20) Baskin-Robbins

Can one wax nostalgic over a franchise store in a cinderblock hut? In the 1970s, after movies let out at the Janus Theatres, Baskin-Robbins’ parking lot on Battleground behind IPD became packed tighter than a BR pint, brimming with young people. Business was so brisk Janus launched its own ice cream parlor that failed to dampen the throngs amassing nightly in search for affection over confection anyway. After the Janus’ eight screens flickered out in 2000, the crowds melted away at 31 Flavors, resulting in its slow demise.

As an amuse bouche, here’s a partial list of restaurants that have been around for 45 years or more, still in their original locations, that remain highly recommended: Cafe Pasta; Bernie’s Bar-B-Q; Brown-Gardiner Drug Store’s lunch counter; Lucky 32; Yum-Yum Better Ice Cream; K&W Cafeteria; Lox, Stock & Bagel; First Carolina Delicatessen; Mayberry Ice Cream; and New York Pizza on Tate.  OH

Poem November 2023

Poem November 2023

After Church

When the preacher’s son told me

my aura was part halo, part rainbow,

I saw him see me

saintly. God

appeared instantly and everywhere

that summer:

smiling in the pansies,

reflecting us in the farm pond,

beside us on our bikes,

in the barn fragrant with warm cows,

glinting from the hay chaff,

the slatted light.

God touched us as we touched,

electricity in our fingers,

we were shimmery and dewy,

our skin golden, hair sun-bleached.

Angels sang in our voices.

The moon rose in heaven, love,

heaven in the moon.

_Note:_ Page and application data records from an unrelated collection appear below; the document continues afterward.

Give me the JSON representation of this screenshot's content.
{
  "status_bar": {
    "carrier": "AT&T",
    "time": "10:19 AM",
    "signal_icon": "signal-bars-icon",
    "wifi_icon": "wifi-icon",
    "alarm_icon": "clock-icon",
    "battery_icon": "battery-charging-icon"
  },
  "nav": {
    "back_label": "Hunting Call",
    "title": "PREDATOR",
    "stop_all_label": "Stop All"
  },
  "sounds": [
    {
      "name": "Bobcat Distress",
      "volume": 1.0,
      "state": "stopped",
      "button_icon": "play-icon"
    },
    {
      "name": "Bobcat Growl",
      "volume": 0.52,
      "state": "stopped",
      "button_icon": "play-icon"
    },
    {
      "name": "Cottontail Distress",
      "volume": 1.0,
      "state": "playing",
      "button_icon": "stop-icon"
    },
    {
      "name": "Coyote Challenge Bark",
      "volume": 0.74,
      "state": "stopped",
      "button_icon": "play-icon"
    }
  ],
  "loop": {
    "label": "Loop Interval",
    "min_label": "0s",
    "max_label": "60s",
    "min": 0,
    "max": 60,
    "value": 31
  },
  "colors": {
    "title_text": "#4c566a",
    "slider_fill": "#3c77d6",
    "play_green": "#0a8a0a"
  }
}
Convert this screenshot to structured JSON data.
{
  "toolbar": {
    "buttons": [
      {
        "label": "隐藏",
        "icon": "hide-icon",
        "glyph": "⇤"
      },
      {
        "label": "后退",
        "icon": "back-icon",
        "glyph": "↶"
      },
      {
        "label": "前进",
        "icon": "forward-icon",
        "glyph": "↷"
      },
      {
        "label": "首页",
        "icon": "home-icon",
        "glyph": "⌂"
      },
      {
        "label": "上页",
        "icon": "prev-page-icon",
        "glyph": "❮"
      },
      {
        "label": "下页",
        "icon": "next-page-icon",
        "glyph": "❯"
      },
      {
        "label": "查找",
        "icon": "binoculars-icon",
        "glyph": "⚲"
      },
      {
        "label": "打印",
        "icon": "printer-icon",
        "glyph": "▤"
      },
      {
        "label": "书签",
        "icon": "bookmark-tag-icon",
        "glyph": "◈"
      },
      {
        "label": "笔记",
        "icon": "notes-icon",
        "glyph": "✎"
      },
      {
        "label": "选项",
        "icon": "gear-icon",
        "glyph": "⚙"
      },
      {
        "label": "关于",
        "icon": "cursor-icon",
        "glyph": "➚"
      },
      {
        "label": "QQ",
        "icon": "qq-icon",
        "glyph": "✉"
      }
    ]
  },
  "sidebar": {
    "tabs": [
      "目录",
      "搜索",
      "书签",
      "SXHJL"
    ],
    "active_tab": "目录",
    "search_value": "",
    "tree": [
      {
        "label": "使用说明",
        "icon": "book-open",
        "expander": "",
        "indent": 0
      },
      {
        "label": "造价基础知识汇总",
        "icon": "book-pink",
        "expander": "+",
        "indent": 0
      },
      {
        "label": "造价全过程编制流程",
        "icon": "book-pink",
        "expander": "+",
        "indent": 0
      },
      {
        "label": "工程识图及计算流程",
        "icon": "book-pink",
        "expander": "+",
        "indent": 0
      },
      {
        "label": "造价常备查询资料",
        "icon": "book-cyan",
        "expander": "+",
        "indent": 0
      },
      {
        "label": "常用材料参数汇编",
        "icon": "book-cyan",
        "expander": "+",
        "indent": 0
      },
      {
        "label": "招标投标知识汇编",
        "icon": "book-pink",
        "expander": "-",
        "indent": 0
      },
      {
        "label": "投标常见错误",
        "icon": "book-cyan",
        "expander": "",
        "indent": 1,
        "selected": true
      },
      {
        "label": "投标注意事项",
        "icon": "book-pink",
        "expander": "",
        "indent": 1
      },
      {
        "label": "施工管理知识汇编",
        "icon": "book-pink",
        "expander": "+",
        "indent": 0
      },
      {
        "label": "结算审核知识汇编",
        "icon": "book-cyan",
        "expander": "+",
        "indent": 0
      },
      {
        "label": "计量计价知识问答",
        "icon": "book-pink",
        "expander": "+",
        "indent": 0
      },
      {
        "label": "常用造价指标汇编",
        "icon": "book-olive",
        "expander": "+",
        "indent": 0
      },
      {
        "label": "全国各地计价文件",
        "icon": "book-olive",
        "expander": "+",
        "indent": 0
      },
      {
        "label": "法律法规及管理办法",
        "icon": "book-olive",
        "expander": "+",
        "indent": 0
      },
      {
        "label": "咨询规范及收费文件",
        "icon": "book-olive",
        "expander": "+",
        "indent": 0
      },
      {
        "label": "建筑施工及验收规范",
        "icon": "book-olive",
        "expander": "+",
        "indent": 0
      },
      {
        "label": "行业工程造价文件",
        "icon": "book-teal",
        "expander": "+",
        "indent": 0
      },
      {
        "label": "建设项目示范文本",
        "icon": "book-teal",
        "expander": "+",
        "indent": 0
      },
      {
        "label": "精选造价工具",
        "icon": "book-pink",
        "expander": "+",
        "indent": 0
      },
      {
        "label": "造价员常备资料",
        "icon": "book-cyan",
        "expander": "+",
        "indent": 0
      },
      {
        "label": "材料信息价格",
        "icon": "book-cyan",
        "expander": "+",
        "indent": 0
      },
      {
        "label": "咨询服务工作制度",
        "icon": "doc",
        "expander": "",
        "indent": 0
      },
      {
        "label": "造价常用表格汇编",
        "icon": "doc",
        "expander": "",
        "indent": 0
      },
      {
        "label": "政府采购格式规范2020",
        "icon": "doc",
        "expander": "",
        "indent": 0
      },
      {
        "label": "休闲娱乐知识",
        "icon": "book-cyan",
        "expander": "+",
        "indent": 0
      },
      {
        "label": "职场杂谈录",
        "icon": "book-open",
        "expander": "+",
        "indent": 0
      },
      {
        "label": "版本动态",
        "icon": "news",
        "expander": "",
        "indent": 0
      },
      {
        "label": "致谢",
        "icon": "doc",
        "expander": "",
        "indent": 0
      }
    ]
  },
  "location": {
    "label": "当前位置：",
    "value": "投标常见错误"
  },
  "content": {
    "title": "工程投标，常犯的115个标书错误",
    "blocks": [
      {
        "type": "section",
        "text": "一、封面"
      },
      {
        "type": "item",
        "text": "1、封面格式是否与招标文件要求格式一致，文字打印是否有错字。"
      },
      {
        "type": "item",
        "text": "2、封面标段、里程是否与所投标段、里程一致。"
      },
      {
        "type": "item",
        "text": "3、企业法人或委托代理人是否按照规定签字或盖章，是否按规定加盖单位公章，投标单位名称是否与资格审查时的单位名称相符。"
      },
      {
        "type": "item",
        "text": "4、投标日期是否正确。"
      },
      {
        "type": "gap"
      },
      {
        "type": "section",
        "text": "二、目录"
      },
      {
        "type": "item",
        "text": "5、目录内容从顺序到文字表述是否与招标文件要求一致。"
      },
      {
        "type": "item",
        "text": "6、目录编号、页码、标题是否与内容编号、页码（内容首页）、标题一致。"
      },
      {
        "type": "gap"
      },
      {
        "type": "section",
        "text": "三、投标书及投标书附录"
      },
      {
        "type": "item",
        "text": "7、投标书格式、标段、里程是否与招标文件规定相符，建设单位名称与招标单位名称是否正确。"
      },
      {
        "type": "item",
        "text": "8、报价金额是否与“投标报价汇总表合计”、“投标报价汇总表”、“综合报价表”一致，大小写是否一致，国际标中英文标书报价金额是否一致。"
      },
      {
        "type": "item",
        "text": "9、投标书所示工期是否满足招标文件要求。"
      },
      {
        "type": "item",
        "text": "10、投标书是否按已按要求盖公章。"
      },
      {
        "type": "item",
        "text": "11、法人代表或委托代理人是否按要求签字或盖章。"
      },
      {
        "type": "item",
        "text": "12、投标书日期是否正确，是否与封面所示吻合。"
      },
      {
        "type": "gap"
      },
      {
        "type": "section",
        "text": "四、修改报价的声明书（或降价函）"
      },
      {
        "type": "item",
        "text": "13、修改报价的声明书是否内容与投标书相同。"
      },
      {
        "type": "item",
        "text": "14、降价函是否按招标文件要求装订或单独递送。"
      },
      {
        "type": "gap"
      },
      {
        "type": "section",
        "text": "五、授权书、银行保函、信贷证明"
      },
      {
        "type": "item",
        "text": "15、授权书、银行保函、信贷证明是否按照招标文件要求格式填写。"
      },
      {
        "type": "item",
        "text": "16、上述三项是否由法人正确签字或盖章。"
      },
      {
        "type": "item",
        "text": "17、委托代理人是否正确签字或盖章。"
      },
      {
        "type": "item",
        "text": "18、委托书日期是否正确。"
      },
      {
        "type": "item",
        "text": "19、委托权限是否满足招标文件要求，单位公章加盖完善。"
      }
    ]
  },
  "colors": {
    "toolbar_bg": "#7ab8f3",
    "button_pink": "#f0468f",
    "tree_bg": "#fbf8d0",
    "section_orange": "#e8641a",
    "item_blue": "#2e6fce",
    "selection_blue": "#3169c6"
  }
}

— Debra Kaufman

Debra Kaufman’s newest poerty collection, Outwalking the Shadow, is forthcoming from Redhawk Publications.